Data records »

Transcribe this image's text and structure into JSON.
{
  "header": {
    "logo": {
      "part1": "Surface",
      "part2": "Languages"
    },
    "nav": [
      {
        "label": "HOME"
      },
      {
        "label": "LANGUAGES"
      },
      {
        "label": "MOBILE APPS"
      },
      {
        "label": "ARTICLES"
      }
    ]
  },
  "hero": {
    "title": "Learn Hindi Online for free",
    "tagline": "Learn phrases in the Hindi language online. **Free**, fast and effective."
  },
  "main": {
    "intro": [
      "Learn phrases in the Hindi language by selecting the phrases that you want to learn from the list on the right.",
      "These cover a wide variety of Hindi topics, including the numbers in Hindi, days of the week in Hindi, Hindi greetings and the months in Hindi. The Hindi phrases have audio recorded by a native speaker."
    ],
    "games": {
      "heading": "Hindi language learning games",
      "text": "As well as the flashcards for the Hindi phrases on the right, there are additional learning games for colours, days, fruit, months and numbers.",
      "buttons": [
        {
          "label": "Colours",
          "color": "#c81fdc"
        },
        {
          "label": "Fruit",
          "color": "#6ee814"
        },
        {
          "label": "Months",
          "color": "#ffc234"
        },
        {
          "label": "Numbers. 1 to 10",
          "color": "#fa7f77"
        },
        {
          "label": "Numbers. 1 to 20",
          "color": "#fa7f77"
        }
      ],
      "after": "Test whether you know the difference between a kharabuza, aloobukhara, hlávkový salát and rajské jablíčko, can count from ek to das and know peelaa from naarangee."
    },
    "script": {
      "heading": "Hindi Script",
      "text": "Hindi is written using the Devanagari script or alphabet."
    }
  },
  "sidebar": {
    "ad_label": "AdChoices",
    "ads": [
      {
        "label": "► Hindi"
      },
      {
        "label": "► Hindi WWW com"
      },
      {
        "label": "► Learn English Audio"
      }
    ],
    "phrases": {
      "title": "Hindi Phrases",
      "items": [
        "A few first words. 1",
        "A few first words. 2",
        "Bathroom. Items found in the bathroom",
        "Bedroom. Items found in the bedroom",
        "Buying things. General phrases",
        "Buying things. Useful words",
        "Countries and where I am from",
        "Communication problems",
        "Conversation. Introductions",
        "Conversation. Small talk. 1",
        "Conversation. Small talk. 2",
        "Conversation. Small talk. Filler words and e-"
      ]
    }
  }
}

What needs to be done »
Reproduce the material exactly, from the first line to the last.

Answer section »
Transcribe this image's text and structure into JSON.
{
  "header": {
    "logo": {
      "part1": "Surface",
      "part2": "Languages"
    },
    "nav": [
      {
        "label": "HOME"
      },
      {
        "label": "LANGUAGES"
      },
      {
        "label": "MOBILE APPS"
      },
      {
        "label": "ARTICLES"
      }
    ]
  },
  "hero": {
    "title": "Learn Hindi Online for free",
    "tagline": "Learn phrases in the Hindi language online. **Free**, fast and effective."
  },
  "main": {
    "intro": [
      "Learn phrases in the Hindi language by selecting the phrases that you want to learn from the list on the right.",
      "These cover a wide variety of Hindi topics, including the numbers in Hindi, days of the week in Hindi, Hindi greetings and the months in Hindi. The Hindi phrases have audio recorded by a native speaker."
    ],
    "games": {
      "heading": "Hindi language learning games",
      "text": "As well as the flashcards for the Hindi phrases on the right, there are additional learning games for colours, days, fruit, months and numbers.",
      "buttons": [
        {
          "label": "Colours",
          "color": "#c81fdc"
        },
        {
          "label": "Fruit",
          "color": "#6ee814"
        },
        {
          "label": "Months",
          "color": "#ffc234"
        },
        {
          "label": "Numbers. 1 to 10",
          "color": "#fa7f77"
        },
        {
          "label": "Numbers. 1 to 20",
          "color": "#fa7f77"
        }
      ],
      "after": "Test whether you know the difference between a kharabuza, aloobukhara, hlávkový salát and rajské jablíčko, can count from ek to das and know peelaa from naarangee."
    },
    "script": {
      "heading": "Hindi Script",
      "text": "Hindi is written using the Devanagari script or alphabet."
    }
  },
  "sidebar": {
    "ad_label": "AdChoices",
    "ads": [
      {
        "label": "► Hindi"
      },
      {
        "label": "► Hindi WWW com"
      },
      {
        "label": "► Learn English Audio"
      }
    ],
    "phrases": {
      "title": "Hindi Phrases",
      "items": [
        "A few first words. 1",
        "A few first words. 2",
        "Bathroom. Items found in the bathroom",
        "Bedroom. Items found in the bedroom",
        "Buying things. General phrases",
        "Buying things. Useful words",
        "Countries and where I am from",
        "Communication problems",
        "Conversation. Introductions",
        "Conversation. Small talk. 1",
        "Conversation. Small talk. 2",
        "Conversation. Small talk. Filler words and e-"
      ]
    }
  }
}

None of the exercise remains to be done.